Here is a very innovative approach to providing a user guide, from Samsung :
According to Vitamin Design:
These books actually contain the phone. Each page reveals the elements of the phone in the right order, helping the user to set up the sim card, the battery and even slide the case onto the phone. The second book is the main manual – the phone actually slots into this and becomes the center of attention. Arrows point to the exact locations the user should press, avoiding confusion and eliminating the feeling of being lost in a menu.
It’s a interesting example of user documentation as an emotional experience. (Thanks to Gareth Williams and Adam Wohl for spotting this.)
Yet another sign that quick reference cards are back in fashion:
Plans to be set out in the Families Green Paper will propose better advice and information for couples and address the balance between work and childcare by considering ways to make public services more “family friendly”.
Under the Green Paper, new fathers will be given a manual to help them adjust to the role.
The “dads’ guide”, put together by the Fatherhood Institute, will include an explanation of breastfeeding and tips on how to support their partner. (Source: BBC News)
The ‘Dads’ Guide To…’ cards are A6 sized quick reference cards printed on both sides with important messages for dads and male carers about their child’s development and how they can get more involved in their child’s life and learning.
Sadly, one question asked by many new fathers remains still unanswered: where do you take the baby’s batteries out?
Intellect’s SaaS group has published recently a paper called “The business case for Software as a Service“. The paper lays out the technical and cost benefits of SaaS, together with checklists covering selection criteria, legal considerations and comparisons of SaaS applications to traditional in-house systems.

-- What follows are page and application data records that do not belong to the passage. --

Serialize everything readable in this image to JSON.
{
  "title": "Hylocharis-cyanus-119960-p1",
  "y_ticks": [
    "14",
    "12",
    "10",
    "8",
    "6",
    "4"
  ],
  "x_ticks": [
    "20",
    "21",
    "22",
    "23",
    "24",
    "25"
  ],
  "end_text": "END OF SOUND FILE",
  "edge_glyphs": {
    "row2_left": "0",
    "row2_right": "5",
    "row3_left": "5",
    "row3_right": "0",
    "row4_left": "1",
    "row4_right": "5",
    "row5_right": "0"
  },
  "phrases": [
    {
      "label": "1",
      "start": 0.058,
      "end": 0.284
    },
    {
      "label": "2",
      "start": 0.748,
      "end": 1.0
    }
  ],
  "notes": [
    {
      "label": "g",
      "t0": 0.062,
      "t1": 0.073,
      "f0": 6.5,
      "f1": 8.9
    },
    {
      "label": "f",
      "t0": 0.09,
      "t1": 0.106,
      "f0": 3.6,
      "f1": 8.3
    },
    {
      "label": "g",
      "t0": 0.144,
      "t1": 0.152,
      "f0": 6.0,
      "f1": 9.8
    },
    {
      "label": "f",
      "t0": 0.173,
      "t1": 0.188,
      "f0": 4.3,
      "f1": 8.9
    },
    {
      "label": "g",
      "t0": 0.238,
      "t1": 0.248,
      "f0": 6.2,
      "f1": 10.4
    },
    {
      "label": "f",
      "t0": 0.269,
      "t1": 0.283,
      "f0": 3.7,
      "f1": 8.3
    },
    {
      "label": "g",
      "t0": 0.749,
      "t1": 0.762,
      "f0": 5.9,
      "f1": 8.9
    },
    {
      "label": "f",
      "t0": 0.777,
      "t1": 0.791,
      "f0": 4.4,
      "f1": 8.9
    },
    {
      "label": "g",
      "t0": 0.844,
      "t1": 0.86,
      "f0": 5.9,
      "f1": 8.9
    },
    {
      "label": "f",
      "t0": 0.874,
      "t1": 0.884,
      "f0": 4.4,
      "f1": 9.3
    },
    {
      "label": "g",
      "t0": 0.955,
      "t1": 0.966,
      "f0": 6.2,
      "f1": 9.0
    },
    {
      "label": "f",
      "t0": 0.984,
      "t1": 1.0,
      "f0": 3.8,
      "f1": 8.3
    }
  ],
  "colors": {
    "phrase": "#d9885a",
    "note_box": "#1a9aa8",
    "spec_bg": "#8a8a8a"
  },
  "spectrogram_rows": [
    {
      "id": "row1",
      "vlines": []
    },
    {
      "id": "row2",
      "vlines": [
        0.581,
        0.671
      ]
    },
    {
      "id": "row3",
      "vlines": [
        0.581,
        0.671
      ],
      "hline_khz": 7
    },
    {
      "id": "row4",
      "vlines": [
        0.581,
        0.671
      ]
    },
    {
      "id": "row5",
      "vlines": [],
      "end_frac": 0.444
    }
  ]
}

Cherryleaf made some minor contributions to this paper – so minor we didn’t think they merited our listing as contributors to this paper (a mistake in hindsight).
The report states, SaaS applications are generally easy to use and don’t require a great deal of training and online Help. So why is this?
In part, it’s because:
1. SaaS applications are newlydeveloped applications. This means the developers have been able to build upon the recent developments in usability, when they’ve developed the application.
2. SaaS products typically deal with familiar business tasks, such as finance and sales prospecting. Where a SaaS application does try to explain new concepts or tasks (viz. Google Wave), users can still find they struggle to use the application.
3. SaaS applications can be fixed quickly and are usually subject to continuous improvement. Pilot programmes can be much smaller and quicker to conduct. SaaS applications can be measured and tested more easily, using Web Analytics.